By Rolfe Winkler
Pop impresario Simon Fuller is ready for an encore. He wants his hit TV show American Idol back. This time it’s shaping up to be a duet, as Fuller has another deep pocket to join his own. The empire is bigger too, with image rights to Elvis Presley and Muhammad Ali added to the mix. But Fuller may yet come to regret a return to the same stage.
With a fortune built on the back of the Spice Girls, Fuller sold his TV talent show to CKX in 2005 for $174 million. He’s now ready to fork over $600 million, with one of Britain’s wealthiest bankers, Roger Jenkins, to buy back the whole company, according to the Wall Street Journal. That works out to about $6.50 a share.
It would be a nice premium to Thursday’s closing price of $4.32, but it’s little more than the $6 the shares traded at in late March when the company confirmed sale talks with then-boss Robert F.X. Sillerman, who resigned to launch his own bid. The market seemed skeptical, knocking the shares 30 percent below the $6 he was believed to be offering. It’s still not clear if a bid ever materialized.
Fuller’s offer may appear to shortchange CKX investors. But valuing the company at a modest seven times estimated 2010 EBITDA may not be so bad given the ratings for the American Idol finale sank to 2002 levels and its star, Simon Cowell, just left to launch a competing singing show.

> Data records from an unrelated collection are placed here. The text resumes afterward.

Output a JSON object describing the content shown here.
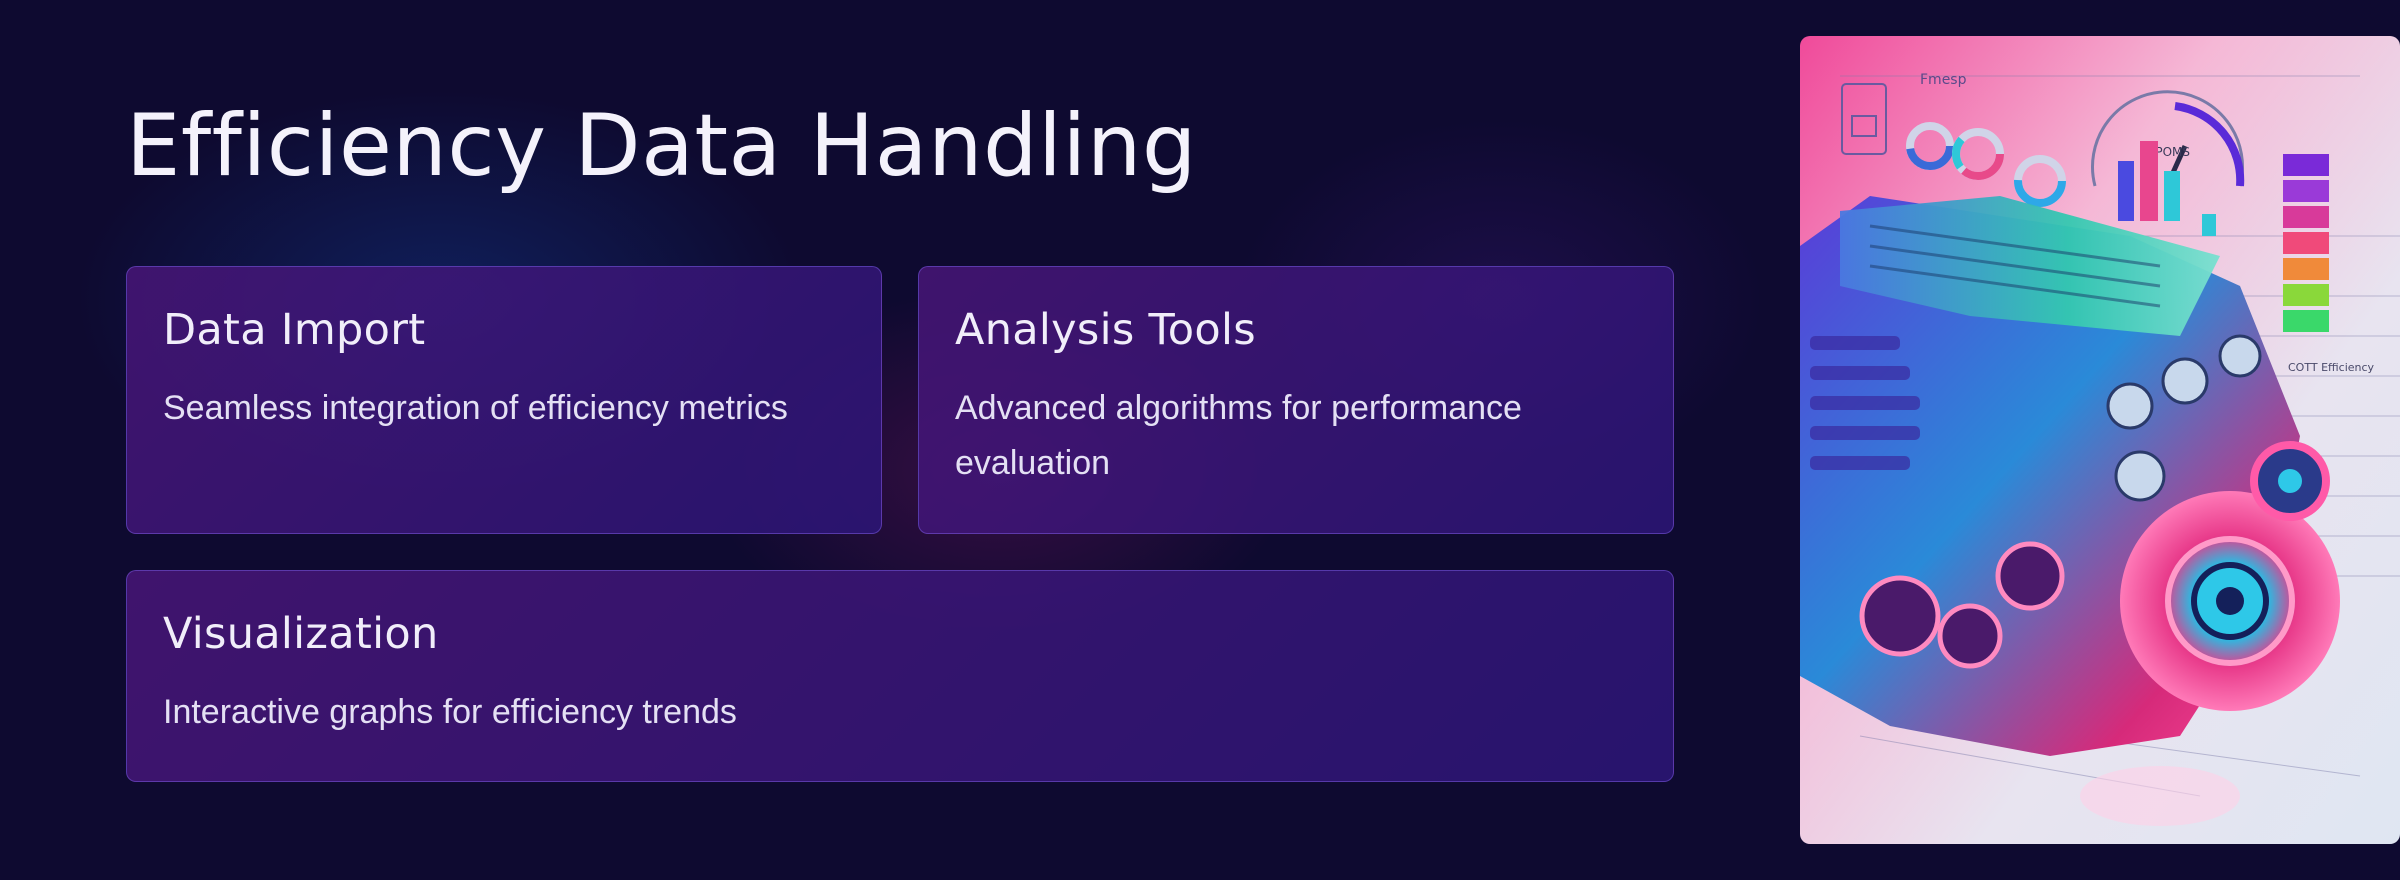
{
  "slide": {
    "title": "Efficiency Data Handling"
  },
  "cards": [
    {
      "title": "Data Import",
      "description": "Seamless integration of efficiency metrics"
    },
    {
      "title": "Analysis Tools",
      "description": "Advanced algorithms for performance evaluation"
    },
    {
      "title": "Visualization",
      "description": "Interactive graphs for efficiency trends"
    }
  ],
  "image": {
    "subject": "engine-with-efficiency-dashboard-illustration",
    "label_top": "Fmesp",
    "label_gauge": "RPOMS",
    "label_side": "COTT Efficiency"
  },
  "colors": {
    "background": "#0e0a30",
    "card_fill": "#3a1878",
    "card_border": "#6a4fc8",
    "accent_pink": "#ff3c8c",
    "accent_teal": "#2ec8d8",
    "accent_violet": "#7a3cf0"
  }
}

Fuller and Jenkins likely view CKX as a cornerstone for a budding entertainment empire, having put together a $1 billion fund for acquisitions. Still, it seems like they’re paying a full price for the privilege.
The Idol worship follows another entertainment mogul’s return to his roots. Haim Saban just reacquired the Power Rangers kids franchise that started his road to riches. Like Saban, Fuller probably feels he knows his baby best, and is well suited to keep it strong. That may be true. But at the premium Fuller is willing to pay, current CKX investors should be happy to make this a swan song.